** INSTRUCTIONS FOR THE TASK **
Copy every line of the records below where the word "date" occurs.

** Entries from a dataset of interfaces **
Segment Open

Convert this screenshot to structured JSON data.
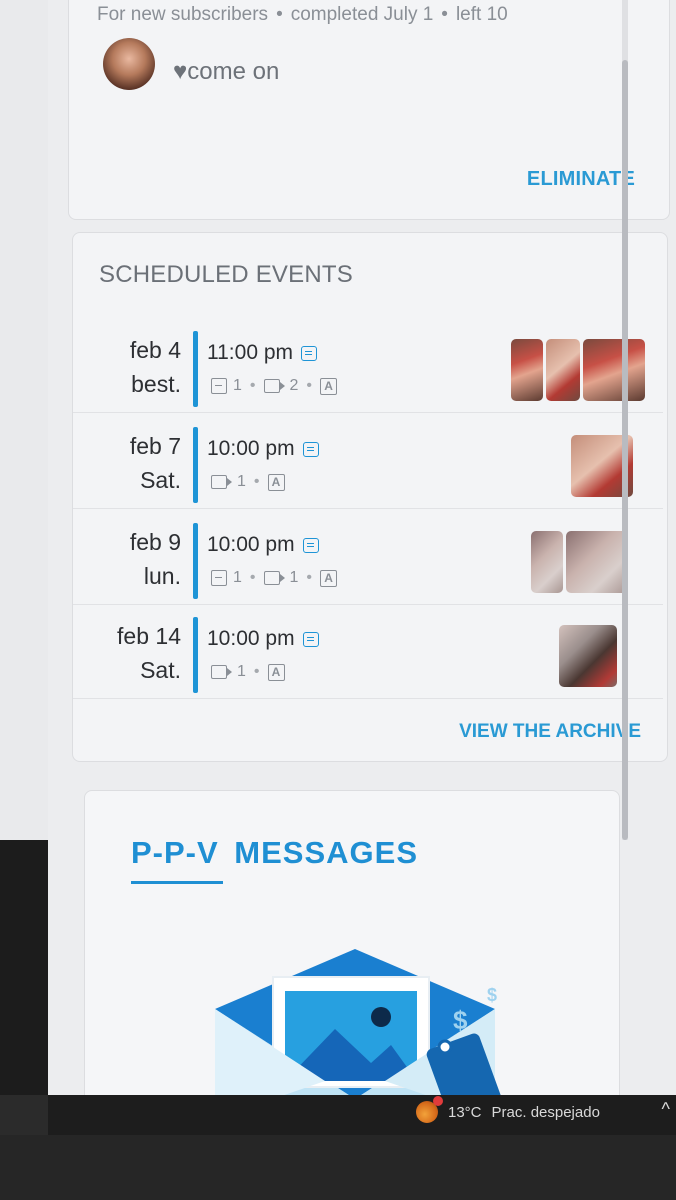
{
  "promo": {
    "audience": "For new subscribers",
    "status": "completed July 1",
    "remaining": "left 10",
    "message": "♥come on",
    "eliminate_label": "ELIMINATE"
  },
  "events": {
    "title": "SCHEDULED EVENTS",
    "items": [
      {
        "date": "feb 4",
        "day": "best.",
        "time": "11:00 pm",
        "photos": "1",
        "videos": "2",
        "has_photos": true
      },
      {
        "date": "feb 7",
        "day": "Sat.",
        "time": "10:00 pm",
        "photos": "",
        "videos": "1",
        "has_photos": false
      },
      {
        "date": "feb 9",
        "day": "lun.",
        "time": "10:00 pm",
        "photos": "1",
        "videos": "1",
        "has_photos": true
      },
      {
        "date": "feb 14",
        "day": "Sat.",
        "time": "10:00 pm",
        "photos": "",
        "videos": "1",
        "has_photos": false
      }
    ],
    "view_archive_label": "VIEW THE ARCHIVE"
  },
  "ppv": {
    "title": "P-P-V  MESSAGES"
  },
  "taskbar": {
    "temperature": "13°C",
    "condition": "Prac. despejado",
    "chevron": "^"
  },
  "colors": {
    "accent": "#1f8fd3",
    "bar": "#1e94d6"
  },
  "icons": [
    "note-icon",
    "photo-icon",
    "video-icon",
    "auto-icon",
    "weather-icon",
    "chevron-up-icon"
  ]
}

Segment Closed

** FINAL ANSWER **
        "date": "feb 4",
        "date": "feb 7",
        "date": "feb 9",
        "date": "feb 14",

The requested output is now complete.